York, Pa., history trivia: When did Stauffer make its first animal cracker?
Linked in/Neat stuff: Throwback Thursdays/The Great Baltimore Fire
York County, Pa.’s, D.F. Stauffer Biscuit Co. has made animal crackers since 1871. There’s the view out there that the company made the first in America, the popular cookie coming originally from Britain. It was a nice moment when Stauffer’s opened its doors to York Daily Record’s journalists on National Animal Cracker Day. Everything, even animal crackers, need their day in the sun. Here are Stauffer animal cracker facts, courtesy of the YDR: 13: Number of shapes: bear, buffalo, camel, cat, cow, donkey, elephant, goat, hippo, horse, lion, rhino and tiger; 42 million: Number of animal crackers produced daily; 180,000 pounds: Total weight produced daily. Also of interest: Stauffer a York Fair vendor in 1888, the fair’s first year in York’s west end.
Other interest stuff from all over … .
I wanted to capture this scene painted by Gordon Freireich in a recent column on the York Carriage Company fire of 1904 that killed three York firefighters. Some of the firefighters who worked that bad York fire had returned two months before from fighting The Great Baltimore Fire of 1904.
Notice how the York firefighters traveled to Baltimore in Gordon’s account:
On Feb. 7, 1904 the call went out to firefighters near Baltimore — Philadelphia, Washington, D.C., York — that help was needed in battling the monstrous blaze that was gobbling up the heart of the city and harbor.

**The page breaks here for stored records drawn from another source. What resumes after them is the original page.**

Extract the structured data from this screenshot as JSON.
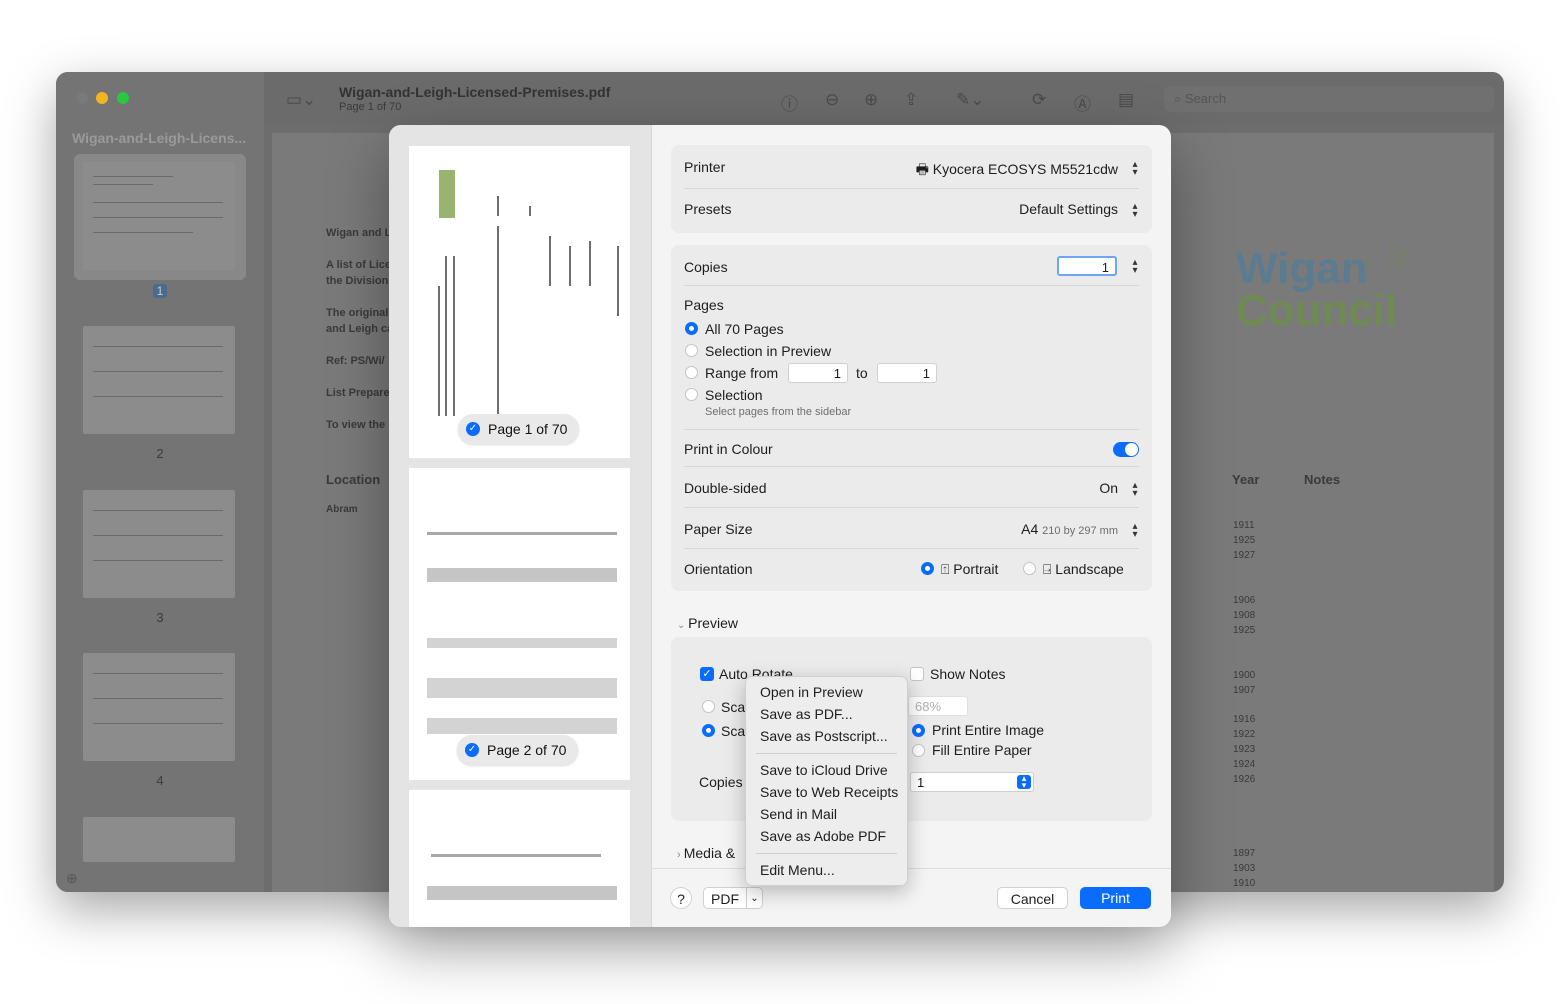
{
  "window": {
    "doc_title": "Wigan-and-Leigh-Licensed-Premises.pdf",
    "doc_subtitle": "Page 1 of 70",
    "search_placeholder": "Search",
    "sidebar_title": "Wigan-and-Leigh-Licens...",
    "thumbnail_numbers": [
      "1",
      "2",
      "3",
      "4"
    ]
  },
  "document": {
    "lines": [
      "Wigan and L",
      "A list of Lice",
      "the Division",
      "The original",
      "and Leigh ca",
      "Ref: PS/Wi/",
      "List Prepare",
      "To view the"
    ],
    "location_header": "Location",
    "first_location": "Abram",
    "year_header": "Year",
    "notes_header": "Notes",
    "years_group1": [
      "1911",
      "1925",
      "1927"
    ],
    "years_group2": [
      "1906",
      "1908",
      "1925"
    ],
    "years_group3": [
      "1900",
      "1907"
    ],
    "years_group4": [
      "1916",
      "1922",
      "1923",
      "1924",
      "1926"
    ],
    "years_group5": [
      "1897",
      "1903",
      "1910"
    ],
    "logo_line1": "Wigan",
    "logo_line2": "Council"
  },
  "dialog": {
    "preview_badges": [
      "Page 1 of 70",
      "Page 2 of 70"
    ],
    "printer_label": "Printer",
    "printer_value": "Kyocera ECOSYS M5521cdw",
    "presets_label": "Presets",
    "presets_value": "Default Settings",
    "copies_label": "Copies",
    "copies_value": "1",
    "pages_label": "Pages",
    "pages_all": "All 70 Pages",
    "pages_selection_preview": "Selection in Preview",
    "pages_range": "Range from",
    "range_from": "1",
    "range_to_label": "to",
    "range_to": "1",
    "pages_selection": "Selection",
    "pages_selection_note": "Select pages from the sidebar",
    "colour_label": "Print in Colour",
    "colour_on": true,
    "double_label": "Double-sided",
    "double_value": "On",
    "paper_label": "Paper Size",
    "paper_value": "A4",
    "paper_dims": "210 by 297 mm",
    "orientation_label": "Orientation",
    "orientation_portrait": "Portrait",
    "orientation_landscape": "Landscape",
    "preview_section": "Preview",
    "auto_rotate": "Auto Rotate",
    "show_notes": "Show Notes",
    "scale_a": "Scal",
    "scale_b": "Scal",
    "scale_percent": "68%",
    "print_entire": "Print Entire Image",
    "fill_paper": "Fill Entire Paper",
    "copies_per_page_label": "Copies",
    "copies_per_page_value": "1",
    "media_section": "Media &",
    "help": "?",
    "pdf_button": "PDF",
    "cancel": "Cancel",
    "print": "Print"
  },
  "pdf_menu": {
    "items_a": [
      "Open in Preview",
      "Save as PDF...",
      "Save as Postscript..."
    ],
    "items_b": [
      "Save to iCloud Drive",
      "Save to Web Receipts",
      "Send in Mail",
      "Save as Adobe PDF"
    ],
    "items_c": [
      "Edit Menu..."
    ]
  },
  "colors": {
    "accent": "#0a6cff",
    "close": "#6d6d6d",
    "minimize": "#f2b522",
    "zoom": "#28c840"
  }
}
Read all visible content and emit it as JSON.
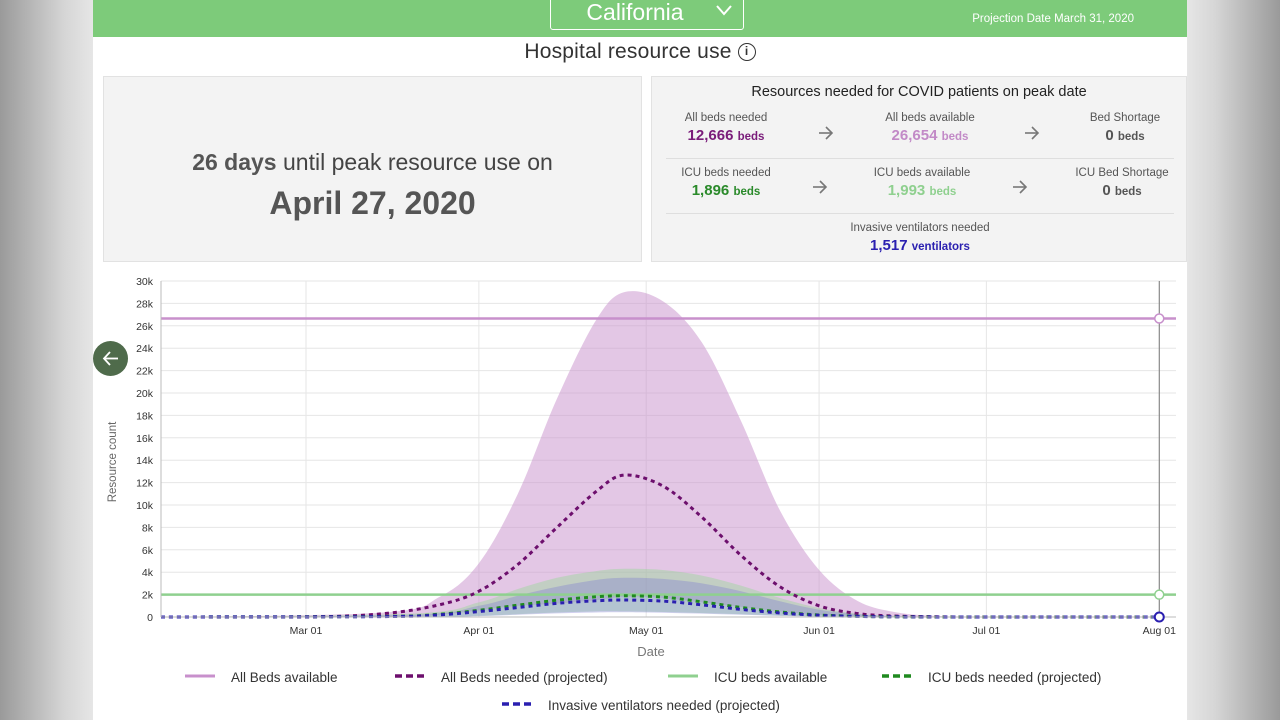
{
  "header": {
    "state": "California",
    "projection_date": "Projection Date March 31, 2020",
    "background_color": "#7dcb7a"
  },
  "section_title": "Hospital resource use",
  "peak": {
    "days": "26 days",
    "until_text": "until peak resource use on",
    "date": "April 27, 2020"
  },
  "resources": {
    "title": "Resources needed for COVID patients on peak date",
    "all_beds_needed": {
      "label": "All beds needed",
      "value": "12,666",
      "unit": "beds",
      "color": "#7a1c7a"
    },
    "all_beds_available": {
      "label": "All beds available",
      "value": "26,654",
      "unit": "beds",
      "color": "#c28ac7"
    },
    "bed_shortage": {
      "label": "Bed Shortage",
      "value": "0",
      "unit": "beds",
      "color": "#555555"
    },
    "icu_beds_needed": {
      "label": "ICU beds needed",
      "value": "1,896",
      "unit": "beds",
      "color": "#2a8a2a"
    },
    "icu_beds_available": {
      "label": "ICU beds available",
      "value": "1,993",
      "unit": "beds",
      "color": "#8fd08f"
    },
    "icu_bed_shortage": {
      "label": "ICU Bed Shortage",
      "value": "0",
      "unit": "beds",
      "color": "#555555"
    },
    "ventilators_needed": {
      "label": "Invasive ventilators needed",
      "value": "1,517",
      "unit": "ventilators",
      "color": "#2a1fb0"
    }
  },
  "chart_data": {
    "type": "line",
    "xlabel": "Date",
    "ylabel": "Resource count",
    "x_start": "2020-02-04",
    "x_end": "2020-08-04",
    "x_ticks": [
      {
        "date": "2020-03-01",
        "label": "Mar 01"
      },
      {
        "date": "2020-04-01",
        "label": "Apr 01"
      },
      {
        "date": "2020-05-01",
        "label": "May 01"
      },
      {
        "date": "2020-06-01",
        "label": "Jun 01"
      },
      {
        "date": "2020-07-01",
        "label": "Jul 01"
      },
      {
        "date": "2020-08-01",
        "label": "Aug 01"
      }
    ],
    "ylim": [
      0,
      30000
    ],
    "y_ticks": [
      0,
      2000,
      4000,
      6000,
      8000,
      10000,
      12000,
      14000,
      16000,
      18000,
      20000,
      22000,
      24000,
      26000,
      28000,
      30000
    ],
    "y_tick_labels": [
      "0",
      "2k",
      "4k",
      "6k",
      "8k",
      "10k",
      "12k",
      "14k",
      "16k",
      "18k",
      "20k",
      "22k",
      "24k",
      "26k",
      "28k",
      "30k"
    ],
    "grid": true,
    "cursor_date": "2020-08-01",
    "legend_position": "bottom",
    "series": [
      {
        "name": "All Beds available",
        "kind": "hline",
        "value": 26654,
        "color": "#c890cc"
      },
      {
        "name": "All Beds needed (projected)",
        "kind": "dashed",
        "color": "#6d0f6d",
        "x": [
          "2020-02-04",
          "2020-03-01",
          "2020-03-15",
          "2020-03-25",
          "2020-04-01",
          "2020-04-08",
          "2020-04-15",
          "2020-04-22",
          "2020-04-27",
          "2020-05-04",
          "2020-05-11",
          "2020-05-18",
          "2020-05-25",
          "2020-06-01",
          "2020-06-08",
          "2020-06-15",
          "2020-06-22",
          "2020-07-01",
          "2020-08-01"
        ],
        "y": [
          0,
          0,
          300,
          1100,
          2300,
          4700,
          8000,
          11200,
          12666,
          11700,
          8900,
          5500,
          2700,
          1000,
          300,
          80,
          20,
          0,
          0
        ]
      },
      {
        "name": "All Beds needed (uncertainty)",
        "kind": "band",
        "color": "#c890cc",
        "x": [
          "2020-02-04",
          "2020-03-15",
          "2020-03-25",
          "2020-04-01",
          "2020-04-08",
          "2020-04-15",
          "2020-04-22",
          "2020-04-27",
          "2020-05-04",
          "2020-05-11",
          "2020-05-18",
          "2020-05-25",
          "2020-06-01",
          "2020-06-08",
          "2020-06-15",
          "2020-06-22",
          "2020-07-01",
          "2020-08-01"
        ],
        "upper": [
          0,
          400,
          1800,
          4800,
          11000,
          19500,
          26500,
          29000,
          28200,
          24500,
          17500,
          9500,
          4200,
          1400,
          400,
          100,
          0,
          0
        ],
        "lower": [
          0,
          0,
          200,
          600,
          1000,
          1200,
          1500,
          1800,
          1700,
          1300,
          900,
          500,
          200,
          80,
          20,
          0,
          0,
          0
        ]
      },
      {
        "name": "ICU beds available",
        "kind": "hline",
        "value": 1993,
        "color": "#8fd08f"
      },
      {
        "name": "ICU beds needed (projected)",
        "kind": "dashed",
        "color": "#1f8a1f",
        "x": [
          "2020-02-04",
          "2020-03-15",
          "2020-03-25",
          "2020-04-01",
          "2020-04-08",
          "2020-04-15",
          "2020-04-22",
          "2020-04-27",
          "2020-05-04",
          "2020-05-11",
          "2020-05-18",
          "2020-05-25",
          "2020-06-01",
          "2020-06-08",
          "2020-06-15",
          "2020-07-01",
          "2020-08-01"
        ],
        "y": [
          0,
          50,
          250,
          600,
          1050,
          1500,
          1800,
          1896,
          1780,
          1350,
          850,
          450,
          180,
          60,
          20,
          0,
          0
        ]
      },
      {
        "name": "ICU beds needed (uncertainty)",
        "kind": "band",
        "color": "#9ad69a",
        "x": [
          "2020-02-04",
          "2020-03-20",
          "2020-04-01",
          "2020-04-08",
          "2020-04-15",
          "2020-04-22",
          "2020-04-27",
          "2020-05-04",
          "2020-05-11",
          "2020-05-18",
          "2020-05-25",
          "2020-06-01",
          "2020-06-08",
          "2020-06-15",
          "2020-07-01",
          "2020-08-01"
        ],
        "upper": [
          0,
          300,
          1300,
          2500,
          3500,
          4100,
          4300,
          4200,
          3700,
          2800,
          1700,
          800,
          300,
          80,
          0,
          0
        ],
        "lower": [
          0,
          0,
          100,
          250,
          400,
          500,
          500,
          450,
          350,
          250,
          120,
          50,
          10,
          0,
          0,
          0
        ]
      },
      {
        "name": "Invasive ventilators needed (projected)",
        "kind": "dashed",
        "color": "#2a1fb0",
        "x": [
          "2020-02-04",
          "2020-03-15",
          "2020-03-25",
          "2020-04-01",
          "2020-04-08",
          "2020-04-15",
          "2020-04-22",
          "2020-04-27",
          "2020-05-04",
          "2020-05-11",
          "2020-05-18",
          "2020-05-25",
          "2020-06-01",
          "2020-06-08",
          "2020-06-15",
          "2020-07-01",
          "2020-08-01"
        ],
        "y": [
          0,
          40,
          200,
          480,
          850,
          1220,
          1450,
          1517,
          1420,
          1080,
          680,
          360,
          150,
          50,
          15,
          0,
          0
        ]
      },
      {
        "name": "Invasive ventilators needed (uncertainty)",
        "kind": "band",
        "color": "#7a78d0",
        "x": [
          "2020-02-04",
          "2020-03-20",
          "2020-04-01",
          "2020-04-08",
          "2020-04-15",
          "2020-04-22",
          "2020-04-27",
          "2020-05-04",
          "2020-05-11",
          "2020-05-18",
          "2020-05-25",
          "2020-06-01",
          "2020-06-08",
          "2020-06-15",
          "2020-07-01",
          "2020-08-01"
        ],
        "upper": [
          0,
          200,
          1000,
          1900,
          2700,
          3300,
          3500,
          3400,
          3000,
          2300,
          1400,
          650,
          250,
          60,
          0,
          0
        ],
        "lower": [
          0,
          0,
          80,
          200,
          320,
          400,
          420,
          380,
          300,
          200,
          100,
          40,
          10,
          0,
          0,
          0
        ]
      }
    ],
    "legend": [
      {
        "label": "All Beds available",
        "style": "solid",
        "color": "#c890cc"
      },
      {
        "label": "All Beds needed (projected)",
        "style": "dashed",
        "color": "#6d0f6d"
      },
      {
        "label": "ICU beds available",
        "style": "solid",
        "color": "#8fd08f"
      },
      {
        "label": "ICU beds needed (projected)",
        "style": "dashed",
        "color": "#1f8a1f"
      },
      {
        "label": "Invasive ventilators needed (projected)",
        "style": "dashed",
        "color": "#2a1fb0"
      }
    ]
  }
}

A newspaper article of the day says members of the Laurel and Vigilant fire companies responded to the summons. They boarded a train in York at 11:29 p.m. to head south.
“Four apparatuses with horses and 75 firemen left on a special train,” the newspaper reported. The train pulled into the Baltimore station one hour and 31 minutes after leaving York.
An early report said one of the firefighters was killed when a wall fell on him. That later was proved to be erroneous. As the later headline stated, the fireman: “Was Merely Hit by Several Tons of Bricks.” He was injured, but alive.
The York firemen left Baltimore to return to their hometown at 6 p.m. on Feb. 9.
Throwback Thursday: The name implies a look at history. Here are two, one from PennLive.com and the second from the York Daily Record’s GameTimePa.com.
— Joe McClure (@jmcclure59) April 10, 2014
Park day: The Hanover Evening captured via photos Park Day at Gettysburg’s battlefield earlier this month.
History mystery photo: Click on the links to discover the answer, like, comment or share: